Free. All day and night, every day. Jumeirah Al Naseem, Madinat Jumeirah, Dubai, www.jumeirah.com/turtles (04 301 7198).
Our cover star!
The Green Planet
More than 3,000 exotic animals and plants are housed at the indoor four-storey tropical rainforest, which has conservation at its very heart. The bio-dome has been designed to educate guests on the dangers facing the world’s rainforests. As well as general access, budding biologists can get up close and personal with some of the resident creepy crawlies as well as some of the ecosystem’s cuter, more furry wildlife thanks to the “be a zookeeper for a day” programme and “The Green Planet Academy” course. Kids can visit the on-site laboratories to discover more about the various species living in the biodome, while being able to get their hands dirty carrying out daily tasks like mucking out, transitioning animals into the biodome and feeding the residents. They can also learn about the challenges the animals face in the wild and what The Green Planet is doing to support them. Time to get back to nature.
Free (kids under three), Dhs89 (kids aged three-11), Dhs110 (adults online), Dhs120 (adults on the door). Open Sun-Wed 10am-7pm; Thu-Sat 10am-8pm. City Walk, Al Safa Street, Dubai, www.thegreenplanetdubai.com.
Do your part
Love animals? Find out what these organisations are doing to help protect the UAE’s natural world – get involved!
Emirates Bird Records Committee
The portal of the UAE’s birdwatching community has news on the sightings of bird species across the UAE.
Emirates natural history group
This non-profit organisation looks to collect and share information on indigenous wildlife and the natural environment. The group organises regular lectures and talks, as well as photography competitions of local animals. It also maintains a database of birds that contains more than 20,000 species spotted by the group’s birdwatchers in the region.
Emirates Wildlife Society
A local organisation that protects the biodiversity of areas of environmental significance. Supported by the World Wildlife Fund, it also raises awareness of the UAE’s ecological footprint.
Environment agency, Abu Dhabi

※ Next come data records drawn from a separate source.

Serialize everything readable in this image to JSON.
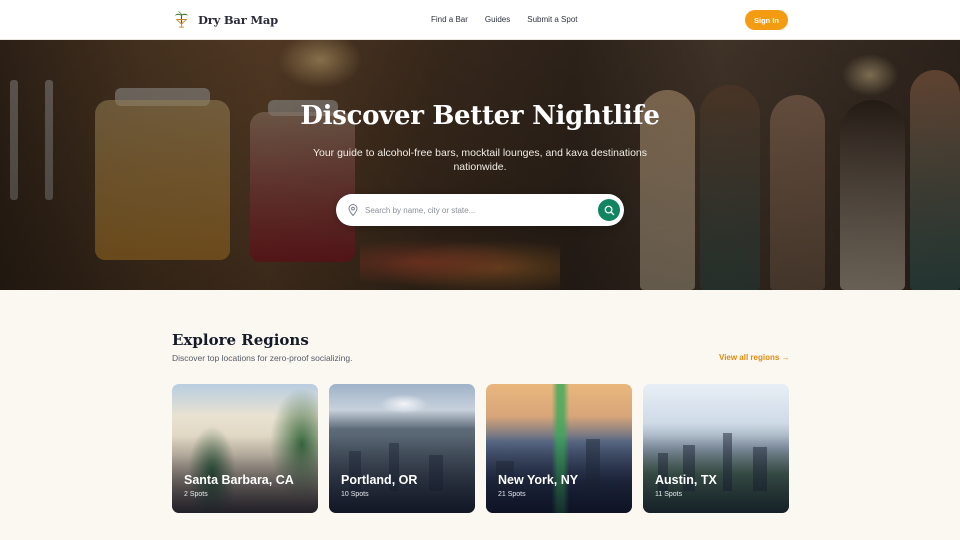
{
  "nav": {
    "brand": "Dry Bar Map",
    "links": [
      "Find a Bar",
      "Guides",
      "Submit a Spot"
    ],
    "signin_label": "Sign In"
  },
  "hero": {
    "title": "Discover Better Nightlife",
    "subtitle": "Your guide to alcohol-free bars, mocktail lounges, and kava destinations nationwide.",
    "search_placeholder": "Search by name, city or state..."
  },
  "regions": {
    "title": "Explore Regions",
    "subtitle": "Discover top locations for zero-proof socializing.",
    "view_all_label": "View all regions →",
    "cards": [
      {
        "name": "Santa Barbara, CA",
        "count": "2 Spots"
      },
      {
        "name": "Portland, OR",
        "count": "10 Spots"
      },
      {
        "name": "New York, NY",
        "count": "21 Spots"
      },
      {
        "name": "Austin, TX",
        "count": "11 Spots"
      }
    ]
  },
  "colors": {
    "accent": "#f49c11",
    "search_button": "#10855f",
    "page_bg": "#fbf8f2"
  },
  "icons": {
    "logo": "cocktail-palm-icon",
    "search_field": "map-pin-icon",
    "search_button": "search-icon"
  }
}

Established in 1996, the EAD is committed to protecting and enhancing air quality, groundwater and the biodiversity of our desert and marine ecosystem. It partners with other government entities, the private sector, NGOs and global environment agencies in order to do so.
UAE Dolphin Project
Did you know there are dolphins in the waters off the UAE coastline? The UAE Dolphin Project is a non-profit that seeks to raise awareness about marine life issues and provide scientific data about the plight of marine animals in the Gulf.
The regional arm of the global WWF network, there isn’t much this organisation doesn’t get involved with when it comes to conserving nature and reducing the threats to the environment for the over-arching benefits to society. Everyone should recognise that iconic panda logo.
Dugong Conservation Project
It’s a little known fact that with around 5,000 dugongs, the Arabian Gulf is home to the world’s second largest population of these fascinating animals in the world. And this project, with local headquarters, is the first coordinated global effort to conserve dugongs and their seagrass habitats.